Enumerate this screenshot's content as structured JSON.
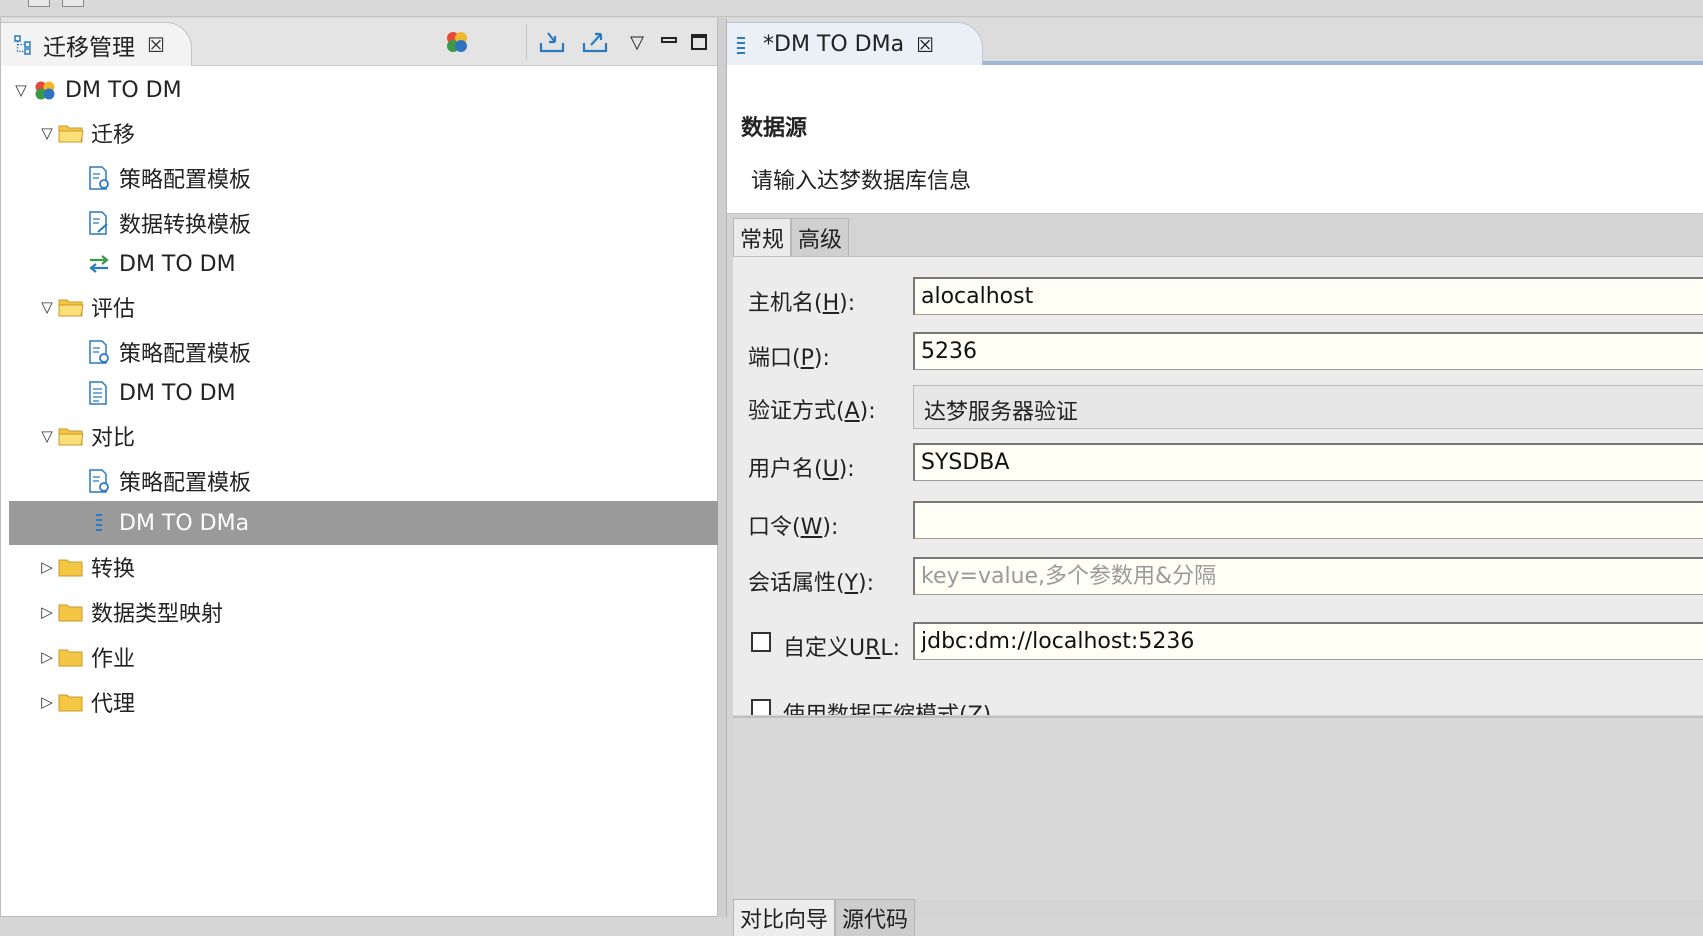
{
  "left_view": {
    "tab_title": "迁移管理",
    "tab_close": "☒",
    "toolbar": {
      "import_icon": "import-icon",
      "export_icon": "export-icon",
      "view_menu": "▽",
      "minimize": "▭",
      "maximize": "□"
    }
  },
  "tree": {
    "root": "DM TO DM",
    "migrate_folder": "迁移",
    "migrate_strategy": "策略配置模板",
    "migrate_transform": "数据转换模板",
    "migrate_job": "DM TO DM",
    "assess_folder": "评估",
    "assess_strategy": "策略配置模板",
    "assess_job": "DM TO DM",
    "compare_folder": "对比",
    "compare_strategy": "策略配置模板",
    "compare_job": "DM TO DMa",
    "convert_folder": "转换",
    "type_mapping_folder": "数据类型映射",
    "jobs_folder": "作业",
    "agent_folder": "代理"
  },
  "editor": {
    "tab_title": "*DM TO DMa",
    "tab_close": "☒",
    "section_title": "数据源",
    "section_desc": "请输入达梦数据库信息",
    "inner_tabs": [
      "常规",
      "高级"
    ],
    "bottom_tabs": [
      "对比向导",
      "源代码"
    ]
  },
  "form": {
    "host": {
      "label_pre": "主机名(",
      "label_key": "H",
      "label_post": "):",
      "value": "alocalhost"
    },
    "port": {
      "label_pre": "端口(",
      "label_key": "P",
      "label_post": "):",
      "value": "5236"
    },
    "auth": {
      "label_pre": "验证方式(",
      "label_key": "A",
      "label_post": "):",
      "value": "达梦服务器验证"
    },
    "user": {
      "label_pre": "用户名(",
      "label_key": "U",
      "label_post": "):",
      "value": "SYSDBA"
    },
    "password": {
      "label_pre": "口令(",
      "label_key": "W",
      "label_post": "):",
      "value": ""
    },
    "session": {
      "label_pre": "会话属性(",
      "label_key": "Y",
      "label_post": "):",
      "placeholder": "key=value,多个参数用&分隔"
    },
    "custom_url": {
      "label_pre": "自定义U",
      "label_key": "R",
      "label_post": "L:",
      "value": "jdbc:dm://localhost:5236"
    },
    "compress": {
      "label": "使用数据压缩模式(Z)"
    }
  },
  "colors": {
    "selection": "#9a9a9a",
    "folder": "#f3c744",
    "accent_blue": "#2a7ac0"
  }
}
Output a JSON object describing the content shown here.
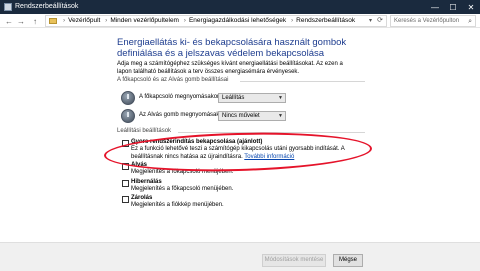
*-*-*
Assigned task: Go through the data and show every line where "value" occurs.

Result below:
      "value": "alocalhost"
      "value": "5236"
      "value": "达梦服务器验证"
      "value": "SYSDBA"
      "value": ""
      "placeholder": "key=value,多个参数用&分隔"
      "value": "jdbc:dm://localhost:5236"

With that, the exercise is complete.